Section 15 goes on to say that “It is not antisemitism to refer to “Zionism” and “Zionists” as part of considered discussion about the Israeli state.” This is another straw man argument. Nobody claims that such discussion is antisemitic; but much of the problem of antisemitism in far left circles derives from antisemitic versions of anti-Zionism that draw on antisemitic conspiracy theories and demonising language. Section 15 then repeats Chakrabarti’s advice that “Zionist” should not be a euphemism for “Jew” and that “Zio” is a “pejorative abbreviation” that “should have no place in Labour Party discourse”. It concludes “Such language may otherwise provide evidence of antisemitic intent”.
The Code draws (with extreme selectivity) upon the 2016 HASC antisemitism inquiry in order to request that “antisemitic intent” be shown. This was suggested by the HASC report in relation to two clarifications that it wished to add to IHRA in order to satisfy those who complained it was geared to stifle anti-Israel criticism. These were:
- It is not antisemitic to criticise the Government of Israel, without additional evidence to suggest antisemitic intent.

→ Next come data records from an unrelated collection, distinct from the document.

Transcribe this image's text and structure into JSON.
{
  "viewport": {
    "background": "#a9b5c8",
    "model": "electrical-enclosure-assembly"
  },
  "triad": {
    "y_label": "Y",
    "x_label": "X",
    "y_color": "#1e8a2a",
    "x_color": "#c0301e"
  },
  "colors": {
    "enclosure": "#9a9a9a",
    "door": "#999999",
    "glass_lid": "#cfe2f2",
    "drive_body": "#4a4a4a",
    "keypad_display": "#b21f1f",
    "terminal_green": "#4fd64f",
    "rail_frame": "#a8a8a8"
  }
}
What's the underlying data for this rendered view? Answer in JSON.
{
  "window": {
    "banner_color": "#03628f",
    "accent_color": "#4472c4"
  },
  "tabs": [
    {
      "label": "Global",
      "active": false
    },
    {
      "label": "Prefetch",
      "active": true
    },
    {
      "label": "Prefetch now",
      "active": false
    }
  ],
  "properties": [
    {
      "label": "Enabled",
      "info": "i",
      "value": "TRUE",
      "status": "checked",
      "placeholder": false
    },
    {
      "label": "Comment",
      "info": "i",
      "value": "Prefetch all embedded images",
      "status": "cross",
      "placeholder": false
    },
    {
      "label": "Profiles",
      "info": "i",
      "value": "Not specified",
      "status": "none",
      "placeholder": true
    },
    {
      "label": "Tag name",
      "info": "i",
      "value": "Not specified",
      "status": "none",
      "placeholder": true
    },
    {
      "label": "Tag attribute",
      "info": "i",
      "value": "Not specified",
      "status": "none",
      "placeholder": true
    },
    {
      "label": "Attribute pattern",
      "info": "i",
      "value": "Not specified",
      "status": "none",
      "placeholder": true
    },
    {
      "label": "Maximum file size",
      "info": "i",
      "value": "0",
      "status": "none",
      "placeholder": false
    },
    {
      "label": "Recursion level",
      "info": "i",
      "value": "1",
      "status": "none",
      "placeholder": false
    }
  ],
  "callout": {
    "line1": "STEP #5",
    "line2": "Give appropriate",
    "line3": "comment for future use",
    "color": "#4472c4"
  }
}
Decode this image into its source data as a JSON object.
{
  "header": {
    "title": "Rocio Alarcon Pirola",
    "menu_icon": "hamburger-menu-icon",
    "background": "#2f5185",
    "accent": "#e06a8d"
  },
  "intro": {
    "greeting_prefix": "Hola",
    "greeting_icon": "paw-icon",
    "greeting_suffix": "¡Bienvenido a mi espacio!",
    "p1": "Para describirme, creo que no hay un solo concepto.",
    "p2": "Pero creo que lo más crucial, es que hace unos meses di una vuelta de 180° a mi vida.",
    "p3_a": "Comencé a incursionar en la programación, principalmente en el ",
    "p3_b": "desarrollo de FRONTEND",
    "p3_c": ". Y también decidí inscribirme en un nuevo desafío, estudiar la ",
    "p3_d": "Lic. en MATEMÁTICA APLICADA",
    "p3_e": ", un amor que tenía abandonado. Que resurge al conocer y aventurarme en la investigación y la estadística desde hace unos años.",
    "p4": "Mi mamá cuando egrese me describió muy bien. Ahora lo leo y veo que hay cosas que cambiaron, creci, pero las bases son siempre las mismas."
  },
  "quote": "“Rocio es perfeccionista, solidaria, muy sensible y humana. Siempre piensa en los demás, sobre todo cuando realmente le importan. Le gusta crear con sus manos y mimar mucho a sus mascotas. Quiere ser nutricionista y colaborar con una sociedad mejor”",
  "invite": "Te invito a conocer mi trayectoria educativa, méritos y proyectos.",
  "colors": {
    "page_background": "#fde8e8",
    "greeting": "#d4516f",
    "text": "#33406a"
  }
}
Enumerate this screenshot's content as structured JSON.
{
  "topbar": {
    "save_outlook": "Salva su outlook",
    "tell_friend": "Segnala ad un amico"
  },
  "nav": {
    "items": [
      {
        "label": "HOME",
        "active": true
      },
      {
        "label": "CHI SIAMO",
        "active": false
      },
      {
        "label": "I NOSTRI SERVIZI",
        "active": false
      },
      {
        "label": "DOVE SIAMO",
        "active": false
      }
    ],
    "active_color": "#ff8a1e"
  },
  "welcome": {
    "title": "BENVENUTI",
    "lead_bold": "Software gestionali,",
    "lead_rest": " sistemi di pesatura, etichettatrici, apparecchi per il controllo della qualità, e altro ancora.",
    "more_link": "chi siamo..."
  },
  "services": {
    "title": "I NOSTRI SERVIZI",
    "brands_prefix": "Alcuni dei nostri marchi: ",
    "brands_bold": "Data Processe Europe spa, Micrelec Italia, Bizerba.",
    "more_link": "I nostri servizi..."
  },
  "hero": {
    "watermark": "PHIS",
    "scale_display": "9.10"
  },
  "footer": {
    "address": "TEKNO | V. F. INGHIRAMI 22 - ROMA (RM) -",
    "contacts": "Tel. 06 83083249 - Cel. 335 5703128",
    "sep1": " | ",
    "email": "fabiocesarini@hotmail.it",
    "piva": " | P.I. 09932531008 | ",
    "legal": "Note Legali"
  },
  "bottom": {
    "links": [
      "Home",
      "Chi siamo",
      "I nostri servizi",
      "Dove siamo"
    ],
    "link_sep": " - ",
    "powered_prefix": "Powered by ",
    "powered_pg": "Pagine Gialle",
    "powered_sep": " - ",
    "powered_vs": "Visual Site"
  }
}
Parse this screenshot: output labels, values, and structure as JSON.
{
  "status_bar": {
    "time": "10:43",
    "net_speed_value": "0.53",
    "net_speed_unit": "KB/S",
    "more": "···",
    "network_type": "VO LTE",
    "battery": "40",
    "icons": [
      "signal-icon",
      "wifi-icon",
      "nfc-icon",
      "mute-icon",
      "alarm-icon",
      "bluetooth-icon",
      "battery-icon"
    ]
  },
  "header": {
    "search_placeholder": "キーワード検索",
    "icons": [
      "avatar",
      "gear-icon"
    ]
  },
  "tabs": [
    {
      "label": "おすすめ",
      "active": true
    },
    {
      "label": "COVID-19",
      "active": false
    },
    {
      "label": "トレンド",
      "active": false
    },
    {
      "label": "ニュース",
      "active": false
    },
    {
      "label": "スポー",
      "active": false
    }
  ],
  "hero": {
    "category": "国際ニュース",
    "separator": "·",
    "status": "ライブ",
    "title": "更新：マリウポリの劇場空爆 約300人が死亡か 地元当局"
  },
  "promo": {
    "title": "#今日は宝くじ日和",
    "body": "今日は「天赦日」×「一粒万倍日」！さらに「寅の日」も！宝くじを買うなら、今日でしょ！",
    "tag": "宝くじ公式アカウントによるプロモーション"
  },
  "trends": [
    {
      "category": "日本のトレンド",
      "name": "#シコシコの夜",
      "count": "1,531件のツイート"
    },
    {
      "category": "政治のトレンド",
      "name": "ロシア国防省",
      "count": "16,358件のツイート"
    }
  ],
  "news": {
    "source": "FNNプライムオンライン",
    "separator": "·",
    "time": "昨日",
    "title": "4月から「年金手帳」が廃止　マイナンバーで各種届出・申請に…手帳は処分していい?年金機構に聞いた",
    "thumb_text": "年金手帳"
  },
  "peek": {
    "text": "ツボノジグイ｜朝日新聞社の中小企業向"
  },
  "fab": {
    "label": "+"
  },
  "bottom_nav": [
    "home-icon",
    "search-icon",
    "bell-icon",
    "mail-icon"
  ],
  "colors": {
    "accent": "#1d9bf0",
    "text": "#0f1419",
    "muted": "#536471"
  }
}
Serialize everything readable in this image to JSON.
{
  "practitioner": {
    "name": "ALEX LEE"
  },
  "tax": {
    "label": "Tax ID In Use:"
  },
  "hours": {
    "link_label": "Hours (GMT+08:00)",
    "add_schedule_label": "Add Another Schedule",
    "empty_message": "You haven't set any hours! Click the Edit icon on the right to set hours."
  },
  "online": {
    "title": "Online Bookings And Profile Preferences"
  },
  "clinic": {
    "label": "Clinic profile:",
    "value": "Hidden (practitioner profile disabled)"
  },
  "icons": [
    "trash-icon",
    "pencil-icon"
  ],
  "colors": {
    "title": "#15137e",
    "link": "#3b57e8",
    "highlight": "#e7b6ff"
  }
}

- It is not antisemitic to hold the Israeli Government to the same standards as other liberal democracies or to take a particular interest in the Israeli Government’s policies or actions, without additional evidence to suggest antisemitic intent.
This was rejected by the Government on the grounds that IHRA explicitly contained sufficient caveats to render the “intent” point irrelevant. Jewish representative bodies strongly share this opinion. Furthermore, for the Code to now include “intent” within section 16 (on Nazi comparisons), which was not suggested by HASC, is plainly unacceptable. Similarly, it should not be included within section 15 on “Zionism”.
HASC made many other recommendations and observations, several of which made damning observations about Labour’s conduct. Unsurprisingly, none of these points were included in Labour’s Code.
After all of this, the Labour leadership now says it wishes to consult Jewish groups about the Code.
We have been here before. It is what they said when we wasted so much time and energy on the Chakrabarti Report. This is what they said at the 24 April meeting, after which we heard nothing. It is what Jennie Formby offered to be taken to the 17 July NEC meeting, which then waved through the Code on the basis of its having been adopted by an NEC subcommittee before we were even invited to give feedback on the Code.
This leaves us to ask: what is there to consult about? If Labour’s leadership wishes to change its culture, then that is up to them. It does not require further charades about consultation. Instead, it can only come from within.
[Image: Jenny Formby, the current Labour party General Secretary. Credit: Wikimedia Commons /Rwendland]